Dr Kevin Grove
Lecturer in Human Geography
BA (honors) International Affairs (University of Cincinnati)
MA (The Ohio State University)
PhD (The Ohio State University)
- Assistant Director of Student Recruitment, DGES
- DGES International Recruitment Committee member
- DGES Admissions and Recruitment Committee member
- Editorial board member, Geography Compass
- Sustainability & Resilience (GG29220)
- Governing Uncertain Futures (GG38220)
- Key Concepts in Human Geography (GGM3120)
- Power, Place & Development (GG14210)
- Geography Tutorial (GG22110)
- Geography Fieldwork - New York City(GG22400)
- Geography Dissertation (GG34040)
- Geohazards (EA22810)

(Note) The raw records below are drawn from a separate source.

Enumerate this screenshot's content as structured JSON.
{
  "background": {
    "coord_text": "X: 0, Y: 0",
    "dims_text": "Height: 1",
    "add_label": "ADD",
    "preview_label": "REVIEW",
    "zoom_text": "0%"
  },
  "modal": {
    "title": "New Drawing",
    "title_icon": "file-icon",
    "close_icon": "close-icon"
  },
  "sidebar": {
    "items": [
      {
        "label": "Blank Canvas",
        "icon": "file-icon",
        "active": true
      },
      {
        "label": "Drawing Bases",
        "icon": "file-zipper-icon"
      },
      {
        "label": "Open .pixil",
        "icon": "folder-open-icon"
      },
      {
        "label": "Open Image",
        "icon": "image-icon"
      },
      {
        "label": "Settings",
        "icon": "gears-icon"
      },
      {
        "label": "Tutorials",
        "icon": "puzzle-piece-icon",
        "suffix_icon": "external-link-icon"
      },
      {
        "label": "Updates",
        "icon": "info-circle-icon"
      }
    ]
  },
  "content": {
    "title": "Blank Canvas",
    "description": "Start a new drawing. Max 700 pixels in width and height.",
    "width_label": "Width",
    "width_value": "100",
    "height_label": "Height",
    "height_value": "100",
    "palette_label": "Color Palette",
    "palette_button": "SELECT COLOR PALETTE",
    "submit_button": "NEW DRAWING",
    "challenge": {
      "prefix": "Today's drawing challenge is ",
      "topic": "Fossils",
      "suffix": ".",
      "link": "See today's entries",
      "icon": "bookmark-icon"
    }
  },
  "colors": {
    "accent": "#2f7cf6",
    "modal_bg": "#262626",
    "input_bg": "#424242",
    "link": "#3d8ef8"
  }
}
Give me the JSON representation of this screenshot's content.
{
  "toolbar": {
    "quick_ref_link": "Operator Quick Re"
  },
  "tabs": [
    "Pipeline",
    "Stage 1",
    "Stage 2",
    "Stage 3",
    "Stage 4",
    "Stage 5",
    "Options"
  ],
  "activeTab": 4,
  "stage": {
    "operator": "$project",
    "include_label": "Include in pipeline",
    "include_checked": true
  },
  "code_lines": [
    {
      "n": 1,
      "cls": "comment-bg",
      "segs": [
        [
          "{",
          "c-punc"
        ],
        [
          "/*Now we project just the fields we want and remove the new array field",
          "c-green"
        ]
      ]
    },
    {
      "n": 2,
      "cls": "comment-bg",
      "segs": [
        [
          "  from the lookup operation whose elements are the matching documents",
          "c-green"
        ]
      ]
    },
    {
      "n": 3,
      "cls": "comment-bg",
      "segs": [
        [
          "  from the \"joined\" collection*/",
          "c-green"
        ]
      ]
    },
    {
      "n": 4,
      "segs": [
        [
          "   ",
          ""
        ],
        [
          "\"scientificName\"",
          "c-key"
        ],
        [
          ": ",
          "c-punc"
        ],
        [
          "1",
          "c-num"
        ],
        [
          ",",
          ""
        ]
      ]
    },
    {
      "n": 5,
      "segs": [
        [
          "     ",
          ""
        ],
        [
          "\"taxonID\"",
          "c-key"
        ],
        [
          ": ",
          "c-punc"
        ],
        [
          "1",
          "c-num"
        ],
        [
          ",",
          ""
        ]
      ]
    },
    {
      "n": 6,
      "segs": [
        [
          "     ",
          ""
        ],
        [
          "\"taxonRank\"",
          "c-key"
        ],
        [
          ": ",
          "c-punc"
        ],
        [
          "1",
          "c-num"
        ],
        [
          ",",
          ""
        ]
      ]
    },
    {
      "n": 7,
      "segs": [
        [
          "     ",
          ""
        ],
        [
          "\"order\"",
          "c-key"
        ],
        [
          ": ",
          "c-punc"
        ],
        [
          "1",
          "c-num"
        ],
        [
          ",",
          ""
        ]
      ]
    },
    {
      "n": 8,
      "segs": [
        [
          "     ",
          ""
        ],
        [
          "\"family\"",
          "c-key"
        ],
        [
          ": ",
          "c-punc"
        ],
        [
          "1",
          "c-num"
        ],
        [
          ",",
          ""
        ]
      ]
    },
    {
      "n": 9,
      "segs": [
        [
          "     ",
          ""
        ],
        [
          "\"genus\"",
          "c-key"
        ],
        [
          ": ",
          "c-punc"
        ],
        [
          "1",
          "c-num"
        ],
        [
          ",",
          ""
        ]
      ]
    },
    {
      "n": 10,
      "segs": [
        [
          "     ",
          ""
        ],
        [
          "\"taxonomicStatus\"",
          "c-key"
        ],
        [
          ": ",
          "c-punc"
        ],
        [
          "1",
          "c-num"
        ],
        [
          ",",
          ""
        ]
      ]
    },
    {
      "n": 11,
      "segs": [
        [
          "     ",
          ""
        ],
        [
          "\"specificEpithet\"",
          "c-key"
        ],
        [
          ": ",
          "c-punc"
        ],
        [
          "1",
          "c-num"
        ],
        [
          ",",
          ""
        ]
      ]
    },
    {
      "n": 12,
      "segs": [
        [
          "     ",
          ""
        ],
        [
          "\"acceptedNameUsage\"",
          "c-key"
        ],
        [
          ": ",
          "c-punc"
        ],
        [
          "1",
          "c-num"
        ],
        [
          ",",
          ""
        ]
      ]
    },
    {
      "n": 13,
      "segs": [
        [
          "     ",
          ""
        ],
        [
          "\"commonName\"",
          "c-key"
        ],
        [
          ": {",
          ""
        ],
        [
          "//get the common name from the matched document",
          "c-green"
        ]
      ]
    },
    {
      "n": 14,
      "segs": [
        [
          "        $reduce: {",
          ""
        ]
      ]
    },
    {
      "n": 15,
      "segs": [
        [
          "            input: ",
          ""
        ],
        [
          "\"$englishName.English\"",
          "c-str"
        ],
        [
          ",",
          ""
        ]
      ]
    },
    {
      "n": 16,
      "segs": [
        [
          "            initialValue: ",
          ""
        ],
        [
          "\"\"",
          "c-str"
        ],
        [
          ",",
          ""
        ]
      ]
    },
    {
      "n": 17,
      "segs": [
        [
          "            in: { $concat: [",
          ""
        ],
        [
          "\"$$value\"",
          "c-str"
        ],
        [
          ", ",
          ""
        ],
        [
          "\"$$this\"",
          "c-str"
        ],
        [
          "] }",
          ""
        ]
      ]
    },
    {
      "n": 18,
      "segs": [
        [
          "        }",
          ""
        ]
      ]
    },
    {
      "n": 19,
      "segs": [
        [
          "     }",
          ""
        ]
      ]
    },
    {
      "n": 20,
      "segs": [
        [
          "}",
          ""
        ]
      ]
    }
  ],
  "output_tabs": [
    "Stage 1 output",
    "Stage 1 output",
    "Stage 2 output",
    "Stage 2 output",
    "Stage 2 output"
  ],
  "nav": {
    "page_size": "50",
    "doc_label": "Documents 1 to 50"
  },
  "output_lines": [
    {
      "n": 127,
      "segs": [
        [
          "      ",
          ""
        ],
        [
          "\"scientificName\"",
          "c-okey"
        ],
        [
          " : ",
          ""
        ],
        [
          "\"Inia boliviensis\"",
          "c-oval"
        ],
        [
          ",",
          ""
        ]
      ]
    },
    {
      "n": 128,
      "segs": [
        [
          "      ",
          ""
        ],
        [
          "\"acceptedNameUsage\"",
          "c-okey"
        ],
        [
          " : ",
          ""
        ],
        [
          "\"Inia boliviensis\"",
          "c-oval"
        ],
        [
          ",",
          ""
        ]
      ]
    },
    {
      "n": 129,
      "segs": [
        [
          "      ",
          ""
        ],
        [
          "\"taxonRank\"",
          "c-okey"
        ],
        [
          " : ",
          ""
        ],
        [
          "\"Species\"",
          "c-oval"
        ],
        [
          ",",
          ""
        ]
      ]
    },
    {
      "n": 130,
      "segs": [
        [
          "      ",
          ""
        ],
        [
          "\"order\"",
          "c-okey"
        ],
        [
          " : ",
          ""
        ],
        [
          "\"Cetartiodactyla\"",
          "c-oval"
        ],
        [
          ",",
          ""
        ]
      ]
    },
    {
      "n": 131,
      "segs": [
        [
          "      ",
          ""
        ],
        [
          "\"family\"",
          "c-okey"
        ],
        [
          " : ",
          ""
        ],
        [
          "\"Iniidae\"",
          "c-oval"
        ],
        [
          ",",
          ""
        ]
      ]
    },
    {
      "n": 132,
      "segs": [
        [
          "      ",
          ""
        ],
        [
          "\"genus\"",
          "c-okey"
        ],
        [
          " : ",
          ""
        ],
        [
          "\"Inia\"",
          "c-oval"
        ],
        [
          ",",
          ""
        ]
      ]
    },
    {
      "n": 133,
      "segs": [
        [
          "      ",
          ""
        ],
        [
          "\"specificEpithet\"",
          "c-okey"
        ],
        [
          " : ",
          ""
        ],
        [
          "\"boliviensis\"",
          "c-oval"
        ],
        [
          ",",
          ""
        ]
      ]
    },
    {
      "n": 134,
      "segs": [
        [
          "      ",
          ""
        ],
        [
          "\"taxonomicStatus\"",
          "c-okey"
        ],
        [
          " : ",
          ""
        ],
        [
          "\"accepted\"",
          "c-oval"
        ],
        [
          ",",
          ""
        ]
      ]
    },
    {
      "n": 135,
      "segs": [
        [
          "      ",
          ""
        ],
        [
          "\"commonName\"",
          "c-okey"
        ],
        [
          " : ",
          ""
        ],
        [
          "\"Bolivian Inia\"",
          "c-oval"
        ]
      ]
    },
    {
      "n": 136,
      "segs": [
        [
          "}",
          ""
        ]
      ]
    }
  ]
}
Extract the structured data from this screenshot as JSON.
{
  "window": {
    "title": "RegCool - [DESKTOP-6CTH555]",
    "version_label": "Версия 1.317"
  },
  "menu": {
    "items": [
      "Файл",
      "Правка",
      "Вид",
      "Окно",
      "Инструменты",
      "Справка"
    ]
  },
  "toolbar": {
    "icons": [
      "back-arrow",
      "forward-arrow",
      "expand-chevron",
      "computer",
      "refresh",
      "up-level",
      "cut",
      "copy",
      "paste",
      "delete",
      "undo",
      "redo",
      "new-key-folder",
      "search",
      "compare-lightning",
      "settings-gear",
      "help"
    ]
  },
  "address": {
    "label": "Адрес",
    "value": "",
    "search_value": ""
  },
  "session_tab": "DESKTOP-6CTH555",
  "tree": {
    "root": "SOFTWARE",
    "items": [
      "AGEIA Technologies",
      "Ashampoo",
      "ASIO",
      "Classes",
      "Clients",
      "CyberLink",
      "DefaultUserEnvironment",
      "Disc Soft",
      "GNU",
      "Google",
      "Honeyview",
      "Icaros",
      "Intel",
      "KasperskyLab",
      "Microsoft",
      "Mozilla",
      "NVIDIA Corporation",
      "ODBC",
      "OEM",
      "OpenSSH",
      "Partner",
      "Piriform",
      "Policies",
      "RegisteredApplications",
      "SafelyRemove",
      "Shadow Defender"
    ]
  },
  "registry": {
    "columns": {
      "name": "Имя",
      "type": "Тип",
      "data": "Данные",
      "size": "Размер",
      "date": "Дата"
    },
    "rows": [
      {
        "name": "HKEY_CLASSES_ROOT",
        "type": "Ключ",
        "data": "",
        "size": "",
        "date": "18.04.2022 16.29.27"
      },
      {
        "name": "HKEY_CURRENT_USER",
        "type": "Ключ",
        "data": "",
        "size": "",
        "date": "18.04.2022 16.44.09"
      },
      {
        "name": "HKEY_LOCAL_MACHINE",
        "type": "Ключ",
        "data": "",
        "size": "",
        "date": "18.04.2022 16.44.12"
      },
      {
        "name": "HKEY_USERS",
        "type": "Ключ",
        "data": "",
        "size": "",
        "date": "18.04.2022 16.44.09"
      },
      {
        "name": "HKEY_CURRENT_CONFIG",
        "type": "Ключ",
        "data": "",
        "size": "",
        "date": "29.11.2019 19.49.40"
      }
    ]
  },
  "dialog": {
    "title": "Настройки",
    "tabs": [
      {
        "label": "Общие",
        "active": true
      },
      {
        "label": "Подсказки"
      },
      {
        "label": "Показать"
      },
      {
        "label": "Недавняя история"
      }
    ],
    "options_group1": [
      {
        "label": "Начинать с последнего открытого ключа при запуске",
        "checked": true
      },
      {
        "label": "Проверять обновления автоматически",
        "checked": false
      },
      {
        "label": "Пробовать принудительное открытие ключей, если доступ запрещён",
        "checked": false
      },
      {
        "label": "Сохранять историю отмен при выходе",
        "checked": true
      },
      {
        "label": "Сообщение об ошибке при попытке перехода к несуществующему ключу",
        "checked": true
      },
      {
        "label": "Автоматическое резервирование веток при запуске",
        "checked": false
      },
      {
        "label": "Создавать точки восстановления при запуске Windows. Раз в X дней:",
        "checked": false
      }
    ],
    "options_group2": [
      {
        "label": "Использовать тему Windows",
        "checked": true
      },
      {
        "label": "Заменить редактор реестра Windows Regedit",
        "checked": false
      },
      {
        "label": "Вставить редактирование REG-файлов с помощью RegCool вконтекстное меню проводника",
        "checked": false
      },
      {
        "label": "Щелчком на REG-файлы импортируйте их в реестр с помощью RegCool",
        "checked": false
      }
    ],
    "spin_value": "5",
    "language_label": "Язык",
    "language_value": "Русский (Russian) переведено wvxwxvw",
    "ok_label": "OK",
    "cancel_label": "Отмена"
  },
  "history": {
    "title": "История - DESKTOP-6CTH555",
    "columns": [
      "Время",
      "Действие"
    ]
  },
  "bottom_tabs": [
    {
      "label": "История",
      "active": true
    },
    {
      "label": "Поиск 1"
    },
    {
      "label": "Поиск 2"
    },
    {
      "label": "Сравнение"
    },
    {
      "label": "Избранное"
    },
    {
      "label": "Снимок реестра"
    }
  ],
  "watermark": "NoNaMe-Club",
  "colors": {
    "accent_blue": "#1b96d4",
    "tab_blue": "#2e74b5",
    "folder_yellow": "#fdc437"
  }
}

- Advanced Research Skills (EAM1120)
My research revolves around the broad question of how global liberal order is constructed and contested through both actual catastrophic ‘natural’ events and fears of future calamities. It touches on several core areas, including:
- Environmental security
- Geopolitics and development
- Vulnerability, adaptation and resilience
- Caribbean political economy
In brief, I bring political ecology research on disasters and development into conversation with recent work in political geography and critical international relations on biopolitical security. This allows me to engage in research that critically expands our understanding of politics and power in disaster management.
I’m particularly interested in studying how social and ecological contingencies are governed through disaster management policy and planning. My dissertation research drew on ethnographic fieldwork conducted with Jamaica’s national disaster management agency to explore two innovations that have become a central part of disaster resilience planning: catastrophe insurance and community-based disaster management. Analysing how civil servants engaged with the discourses and techniques of catastrophe insurance and community-based programming enabled me to provide an empirically grounded account of how disaster resilience initiatives extend neoliberal orderings of socio-ecological relations to new regions and populations.
Looking forward, my future research will build on these findings to examine the possibilities for more radical forms of state practice and biopolitics. My interest here is to explore the materiality and aesthetics of critical infrastructure security – or how state agents and community members in disaster-affected areas engage with infrastructure systems as they advance competing visions of resilience, security, and community. Bringing literatures on biopolitics, aesthetics, and assemblage theory to bear on reconstruction and resilience-building will enable me to analyze community resilience as an unstable assemblage held together by affective interconnections that circulate through physical and social infrastructure. This research will point towards the possibilities for constructing a radical politics of environmental security that prioritizes combatting the manifold sources of suffering and human insecurity above abstract goals of ensuring systemic resilience.
From Emergency Management to Managing Emergence: A Genealogy of Disaster Management in Jamaica. Annals of the Association of American Geographers 10.1080/00045608.2012.7403572012.
Preempting the next disaster: Catastrophe insurance and the financialization of disaster management. Security Dialogue 43 (2) pp. 139-155. 10.1177/09670106124384342012.
Rethinking the nature of urban environmental politics: Security, subjectivity, and the non-human. Geoforum 40 (2) pp. 207-216. 10.1016/j.geoforum.2008.09.0052009.
Biopolitics, biopower, and the return of sovereignty. Environment and Planning D: Society and Space 27 (3) pp. 489-507. 10.1068/d35082009.